[Your instructions] Retype every entry in its entirety, without alteration.

***

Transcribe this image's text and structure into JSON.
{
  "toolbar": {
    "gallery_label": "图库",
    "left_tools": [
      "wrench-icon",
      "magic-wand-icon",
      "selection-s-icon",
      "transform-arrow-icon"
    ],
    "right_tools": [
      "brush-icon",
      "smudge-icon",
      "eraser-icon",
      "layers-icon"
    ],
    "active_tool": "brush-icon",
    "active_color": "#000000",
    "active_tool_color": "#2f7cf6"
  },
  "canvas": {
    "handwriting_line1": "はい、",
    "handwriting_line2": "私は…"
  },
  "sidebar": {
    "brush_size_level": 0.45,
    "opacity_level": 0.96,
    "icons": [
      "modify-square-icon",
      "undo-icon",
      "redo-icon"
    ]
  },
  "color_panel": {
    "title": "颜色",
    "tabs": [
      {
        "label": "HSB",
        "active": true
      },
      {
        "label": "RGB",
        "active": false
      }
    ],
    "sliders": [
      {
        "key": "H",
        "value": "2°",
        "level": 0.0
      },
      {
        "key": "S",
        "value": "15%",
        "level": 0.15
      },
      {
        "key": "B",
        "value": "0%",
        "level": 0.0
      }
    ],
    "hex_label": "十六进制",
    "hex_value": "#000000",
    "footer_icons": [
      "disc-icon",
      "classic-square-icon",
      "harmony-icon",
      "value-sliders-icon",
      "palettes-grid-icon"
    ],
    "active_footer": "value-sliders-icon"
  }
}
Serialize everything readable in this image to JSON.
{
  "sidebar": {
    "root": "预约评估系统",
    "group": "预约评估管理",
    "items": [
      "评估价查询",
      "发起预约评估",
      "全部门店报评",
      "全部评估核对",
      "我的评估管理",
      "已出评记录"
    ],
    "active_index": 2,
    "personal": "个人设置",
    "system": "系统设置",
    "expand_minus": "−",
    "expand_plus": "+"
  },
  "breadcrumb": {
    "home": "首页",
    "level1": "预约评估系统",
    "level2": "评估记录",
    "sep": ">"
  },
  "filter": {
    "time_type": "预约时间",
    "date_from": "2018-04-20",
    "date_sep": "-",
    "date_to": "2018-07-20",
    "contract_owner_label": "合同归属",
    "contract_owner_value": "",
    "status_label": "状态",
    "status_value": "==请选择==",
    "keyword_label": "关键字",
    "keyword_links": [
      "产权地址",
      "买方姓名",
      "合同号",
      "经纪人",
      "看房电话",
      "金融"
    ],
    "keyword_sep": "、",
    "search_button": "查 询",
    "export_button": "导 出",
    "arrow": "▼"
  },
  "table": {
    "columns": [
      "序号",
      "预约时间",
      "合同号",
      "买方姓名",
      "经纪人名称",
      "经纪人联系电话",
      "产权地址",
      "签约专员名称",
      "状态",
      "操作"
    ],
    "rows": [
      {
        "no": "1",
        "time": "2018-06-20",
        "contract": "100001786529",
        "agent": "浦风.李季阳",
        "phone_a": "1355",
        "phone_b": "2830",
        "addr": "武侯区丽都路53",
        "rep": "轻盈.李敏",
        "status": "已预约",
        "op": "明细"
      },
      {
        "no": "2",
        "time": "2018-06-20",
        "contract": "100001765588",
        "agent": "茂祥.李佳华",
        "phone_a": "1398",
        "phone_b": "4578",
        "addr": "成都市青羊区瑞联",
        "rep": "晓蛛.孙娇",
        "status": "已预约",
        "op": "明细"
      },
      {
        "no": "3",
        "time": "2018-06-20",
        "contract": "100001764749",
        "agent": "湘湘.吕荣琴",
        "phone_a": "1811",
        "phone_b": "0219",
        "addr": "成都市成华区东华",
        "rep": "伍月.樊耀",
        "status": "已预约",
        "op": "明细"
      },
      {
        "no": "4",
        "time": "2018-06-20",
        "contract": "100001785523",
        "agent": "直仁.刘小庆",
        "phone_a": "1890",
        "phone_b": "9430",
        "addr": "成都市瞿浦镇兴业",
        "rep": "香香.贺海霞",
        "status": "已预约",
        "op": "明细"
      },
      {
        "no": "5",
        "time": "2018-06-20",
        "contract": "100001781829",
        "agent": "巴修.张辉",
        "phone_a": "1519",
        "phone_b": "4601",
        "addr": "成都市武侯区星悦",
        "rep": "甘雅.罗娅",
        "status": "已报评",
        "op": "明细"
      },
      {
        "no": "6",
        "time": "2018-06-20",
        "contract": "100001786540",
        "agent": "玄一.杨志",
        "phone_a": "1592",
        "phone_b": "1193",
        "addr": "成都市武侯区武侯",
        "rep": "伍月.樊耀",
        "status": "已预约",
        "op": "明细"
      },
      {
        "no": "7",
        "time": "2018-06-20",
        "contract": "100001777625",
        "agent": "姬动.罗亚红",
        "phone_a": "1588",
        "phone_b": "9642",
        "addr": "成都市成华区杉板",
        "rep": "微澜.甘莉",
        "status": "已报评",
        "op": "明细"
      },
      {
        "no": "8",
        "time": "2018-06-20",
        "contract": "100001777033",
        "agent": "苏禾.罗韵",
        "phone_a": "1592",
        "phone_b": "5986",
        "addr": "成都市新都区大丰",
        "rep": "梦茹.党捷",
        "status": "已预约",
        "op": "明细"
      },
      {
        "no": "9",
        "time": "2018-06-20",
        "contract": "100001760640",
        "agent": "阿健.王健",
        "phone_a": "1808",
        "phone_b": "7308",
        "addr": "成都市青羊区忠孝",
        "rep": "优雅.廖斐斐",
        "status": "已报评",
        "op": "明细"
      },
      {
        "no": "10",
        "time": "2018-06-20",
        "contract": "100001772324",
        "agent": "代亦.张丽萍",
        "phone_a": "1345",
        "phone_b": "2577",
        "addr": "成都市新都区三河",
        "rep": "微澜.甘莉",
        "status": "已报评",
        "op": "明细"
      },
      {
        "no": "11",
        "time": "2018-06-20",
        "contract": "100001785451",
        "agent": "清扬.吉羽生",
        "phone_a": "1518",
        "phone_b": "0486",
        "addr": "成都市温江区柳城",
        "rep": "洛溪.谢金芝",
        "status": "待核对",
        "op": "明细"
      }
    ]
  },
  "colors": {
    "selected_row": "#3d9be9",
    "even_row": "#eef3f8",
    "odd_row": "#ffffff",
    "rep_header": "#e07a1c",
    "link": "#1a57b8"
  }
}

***

[Written solution]
Transcribe this image's text and structure into JSON.
{
  "toolbar": {
    "gallery_label": "图库",
    "left_tools": [
      "wrench-icon",
      "magic-wand-icon",
      "selection-s-icon",
      "transform-arrow-icon"
    ],
    "right_tools": [
      "brush-icon",
      "smudge-icon",
      "eraser-icon",
      "layers-icon"
    ],
    "active_tool": "brush-icon",
    "active_color": "#000000",
    "active_tool_color": "#2f7cf6"
  },
  "canvas": {
    "handwriting_line1": "はい、",
    "handwriting_line2": "私は…"
  },
  "sidebar": {
    "brush_size_level": 0.45,
    "opacity_level": 0.96,
    "icons": [
      "modify-square-icon",
      "undo-icon",
      "redo-icon"
    ]
  },
  "color_panel": {
    "title": "颜色",
    "tabs": [
      {
        "label": "HSB",
        "active": true
      },
      {
        "label": "RGB",
        "active": false
      }
    ],
    "sliders": [
      {
        "key": "H",
        "value": "2°",
        "level": 0.0
      },
      {
        "key": "S",
        "value": "15%",
        "level": 0.15
      },
      {
        "key": "B",
        "value": "0%",
        "level": 0.0
      }
    ],
    "hex_label": "十六进制",
    "hex_value": "#000000",
    "footer_icons": [
      "disc-icon",
      "classic-square-icon",
      "harmony-icon",
      "value-sliders-icon",
      "palettes-grid-icon"
    ],
    "active_footer": "value-sliders-icon"
  }
}
Serialize everything readable in this image to JSON.
{
  "sidebar": {
    "root": "预约评估系统",
    "group": "预约评估管理",
    "items": [
      "评估价查询",
      "发起预约评估",
      "全部门店报评",
      "全部评估核对",
      "我的评估管理",
      "已出评记录"
    ],
    "active_index": 2,
    "personal": "个人设置",
    "system": "系统设置",
    "expand_minus": "−",
    "expand_plus": "+"
  },
  "breadcrumb": {
    "home": "首页",
    "level1": "预约评估系统",
    "level2": "评估记录",
    "sep": ">"
  },
  "filter": {
    "time_type": "预约时间",
    "date_from": "2018-04-20",
    "date_sep": "-",
    "date_to": "2018-07-20",
    "contract_owner_label": "合同归属",
    "contract_owner_value": "",
    "status_label": "状态",
    "status_value": "==请选择==",
    "keyword_label": "关键字",
    "keyword_links": [
      "产权地址",
      "买方姓名",
      "合同号",
      "经纪人",
      "看房电话",
      "金融"
    ],
    "keyword_sep": "、",
    "search_button": "查 询",
    "export_button": "导 出",
    "arrow": "▼"
  },
  "table": {
    "columns": [
      "序号",
      "预约时间",
      "合同号",
      "买方姓名",
      "经纪人名称",
      "经纪人联系电话",
      "产权地址",
      "签约专员名称",
      "状态",
      "操作"
    ],
    "rows": [
      {
        "no": "1",
        "time": "2018-06-20",
        "contract": "100001786529",
        "agent": "浦风.李季阳",
        "phone_a": "1355",
        "phone_b": "2830",
        "addr": "武侯区丽都路53",
        "rep": "轻盈.李敏",
        "status": "已预约",
        "op": "明细"
      },
      {
        "no": "2",
        "time": "2018-06-20",
        "contract": "100001765588",
        "agent": "茂祥.李佳华",
        "phone_a": "1398",
        "phone_b": "4578",
        "addr": "成都市青羊区瑞联",
        "rep": "晓蛛.孙娇",
        "status": "已预约",
        "op": "明细"
      },
      {
        "no": "3",
        "time": "2018-06-20",
        "contract": "100001764749",
        "agent": "湘湘.吕荣琴",
        "phone_a": "1811",
        "phone_b": "0219",
        "addr": "成都市成华区东华",
        "rep": "伍月.樊耀",
        "status": "已预约",
        "op": "明细"
      },
      {
        "no": "4",
        "time": "2018-06-20",
        "contract": "100001785523",
        "agent": "直仁.刘小庆",
        "phone_a": "1890",
        "phone_b": "9430",
        "addr": "成都市瞿浦镇兴业",
        "rep": "香香.贺海霞",
        "status": "已预约",
        "op": "明细"
      },
      {
        "no": "5",
        "time": "2018-06-20",
        "contract": "100001781829",
        "agent": "巴修.张辉",
        "phone_a": "1519",
        "phone_b": "4601",
        "addr": "成都市武侯区星悦",
        "rep": "甘雅.罗娅",
        "status": "已报评",
        "op": "明细"
      },
      {
        "no": "6",
        "time": "2018-06-20",
        "contract": "100001786540",
        "agent": "玄一.杨志",
        "phone_a": "1592",
        "phone_b": "1193",
        "addr": "成都市武侯区武侯",
        "rep": "伍月.樊耀",
        "status": "已预约",
        "op": "明细"
      },
      {
        "no": "7",
        "time": "2018-06-20",
        "contract": "100001777625",
        "agent": "姬动.罗亚红",
        "phone_a": "1588",
        "phone_b": "9642",
        "addr": "成都市成华区杉板",
        "rep": "微澜.甘莉",
        "status": "已报评",
        "op": "明细"
      },
      {
        "no": "8",
        "time": "2018-06-20",
        "contract": "100001777033",
        "agent": "苏禾.罗韵",
        "phone_a": "1592",
        "phone_b": "5986",
        "addr": "成都市新都区大丰",
        "rep": "梦茹.党捷",
        "status": "已预约",
        "op": "明细"
      },
      {
        "no": "9",
        "time": "2018-06-20",
        "contract": "100001760640",
        "agent": "阿健.王健",
        "phone_a": "1808",
        "phone_b": "7308",
        "addr": "成都市青羊区忠孝",
        "rep": "优雅.廖斐斐",
        "status": "已报评",
        "op": "明细"
      },
      {
        "no": "10",
        "time": "2018-06-20",
        "contract": "100001772324",
        "agent": "代亦.张丽萍",
        "phone_a": "1345",
        "phone_b": "2577",
        "addr": "成都市新都区三河",
        "rep": "微澜.甘莉",
        "status": "已报评",
        "op": "明细"
      },
      {
        "no": "11",
        "time": "2018-06-20",
        "contract": "100001785451",
        "agent": "清扬.吉羽生",
        "phone_a": "1518",
        "phone_b": "0486",
        "addr": "成都市温江区柳城",
        "rep": "洛溪.谢金芝",
        "status": "待核对",
        "op": "明细"
      }
    ]
  },
  "colors": {
    "selected_row": "#3d9be9",
    "even_row": "#eef3f8",
    "odd_row": "#ffffff",
    "rep_header": "#e07a1c",
    "link": "#1a57b8"
  }
}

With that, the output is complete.